## DATASET ENTRIES
● ● ● ● ●
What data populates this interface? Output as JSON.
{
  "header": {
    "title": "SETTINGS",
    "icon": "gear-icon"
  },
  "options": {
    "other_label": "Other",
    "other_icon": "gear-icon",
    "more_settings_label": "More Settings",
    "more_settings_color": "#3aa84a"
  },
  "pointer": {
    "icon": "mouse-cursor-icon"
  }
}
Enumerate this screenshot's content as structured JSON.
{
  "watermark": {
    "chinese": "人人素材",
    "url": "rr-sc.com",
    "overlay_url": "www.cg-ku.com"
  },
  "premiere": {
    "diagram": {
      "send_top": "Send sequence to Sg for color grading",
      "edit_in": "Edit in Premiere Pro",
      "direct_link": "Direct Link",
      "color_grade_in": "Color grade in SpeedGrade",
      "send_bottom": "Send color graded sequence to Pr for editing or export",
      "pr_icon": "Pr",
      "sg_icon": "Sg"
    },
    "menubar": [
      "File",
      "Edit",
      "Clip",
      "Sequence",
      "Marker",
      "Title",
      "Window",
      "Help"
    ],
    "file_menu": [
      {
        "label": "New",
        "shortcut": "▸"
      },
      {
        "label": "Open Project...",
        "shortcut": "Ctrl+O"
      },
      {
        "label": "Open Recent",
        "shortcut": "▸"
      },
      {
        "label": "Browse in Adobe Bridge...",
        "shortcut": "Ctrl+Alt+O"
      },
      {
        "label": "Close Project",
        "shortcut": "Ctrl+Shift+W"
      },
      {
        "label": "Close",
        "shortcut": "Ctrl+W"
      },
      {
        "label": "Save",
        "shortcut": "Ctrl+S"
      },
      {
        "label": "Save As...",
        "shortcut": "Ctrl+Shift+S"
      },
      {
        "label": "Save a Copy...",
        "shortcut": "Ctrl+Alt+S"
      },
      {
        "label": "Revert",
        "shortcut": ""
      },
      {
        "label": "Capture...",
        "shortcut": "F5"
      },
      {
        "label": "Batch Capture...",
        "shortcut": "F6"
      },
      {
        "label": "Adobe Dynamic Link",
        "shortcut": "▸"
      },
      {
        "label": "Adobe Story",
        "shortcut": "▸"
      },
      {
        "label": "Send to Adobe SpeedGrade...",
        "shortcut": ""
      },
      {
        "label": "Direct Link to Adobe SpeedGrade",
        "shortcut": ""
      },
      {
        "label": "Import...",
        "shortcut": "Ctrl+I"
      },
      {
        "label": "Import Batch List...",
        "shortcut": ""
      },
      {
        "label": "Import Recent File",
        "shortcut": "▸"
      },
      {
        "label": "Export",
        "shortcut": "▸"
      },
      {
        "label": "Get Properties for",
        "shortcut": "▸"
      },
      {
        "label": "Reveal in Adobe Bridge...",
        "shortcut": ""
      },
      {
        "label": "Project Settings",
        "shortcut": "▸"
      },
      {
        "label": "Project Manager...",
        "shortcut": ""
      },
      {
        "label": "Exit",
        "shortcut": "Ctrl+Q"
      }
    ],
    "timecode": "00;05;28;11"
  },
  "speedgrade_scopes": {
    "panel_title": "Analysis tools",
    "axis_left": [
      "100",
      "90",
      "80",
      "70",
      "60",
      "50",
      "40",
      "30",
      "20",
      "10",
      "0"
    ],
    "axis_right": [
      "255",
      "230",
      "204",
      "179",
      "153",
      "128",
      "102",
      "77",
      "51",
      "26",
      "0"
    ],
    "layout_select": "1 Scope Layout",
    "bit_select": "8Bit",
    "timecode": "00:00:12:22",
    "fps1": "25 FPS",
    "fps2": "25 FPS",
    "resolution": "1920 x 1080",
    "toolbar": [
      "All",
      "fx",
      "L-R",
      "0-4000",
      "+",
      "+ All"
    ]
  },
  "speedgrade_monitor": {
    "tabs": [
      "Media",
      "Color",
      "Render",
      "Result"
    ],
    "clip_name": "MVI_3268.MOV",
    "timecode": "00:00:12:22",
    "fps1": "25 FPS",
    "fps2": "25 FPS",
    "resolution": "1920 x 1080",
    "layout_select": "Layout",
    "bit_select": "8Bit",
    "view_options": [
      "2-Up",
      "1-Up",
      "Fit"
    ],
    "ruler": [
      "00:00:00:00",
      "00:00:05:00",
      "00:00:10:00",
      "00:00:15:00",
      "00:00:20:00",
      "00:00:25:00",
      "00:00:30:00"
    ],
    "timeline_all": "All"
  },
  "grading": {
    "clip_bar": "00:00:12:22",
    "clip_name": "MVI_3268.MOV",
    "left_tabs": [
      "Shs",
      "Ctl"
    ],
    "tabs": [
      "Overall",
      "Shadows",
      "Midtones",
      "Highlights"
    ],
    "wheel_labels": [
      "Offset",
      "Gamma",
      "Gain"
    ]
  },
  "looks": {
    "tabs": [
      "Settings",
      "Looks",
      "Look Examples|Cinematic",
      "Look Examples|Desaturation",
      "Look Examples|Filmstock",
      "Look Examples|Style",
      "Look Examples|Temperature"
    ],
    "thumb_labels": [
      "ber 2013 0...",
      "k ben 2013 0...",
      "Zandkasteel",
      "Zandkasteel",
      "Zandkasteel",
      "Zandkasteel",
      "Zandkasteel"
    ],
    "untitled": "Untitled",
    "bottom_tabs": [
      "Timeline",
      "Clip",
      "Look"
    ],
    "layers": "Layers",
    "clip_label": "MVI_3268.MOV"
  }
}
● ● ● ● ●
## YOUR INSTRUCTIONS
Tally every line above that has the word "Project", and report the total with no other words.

## SOLUTION FOR THIS EXERCISE
4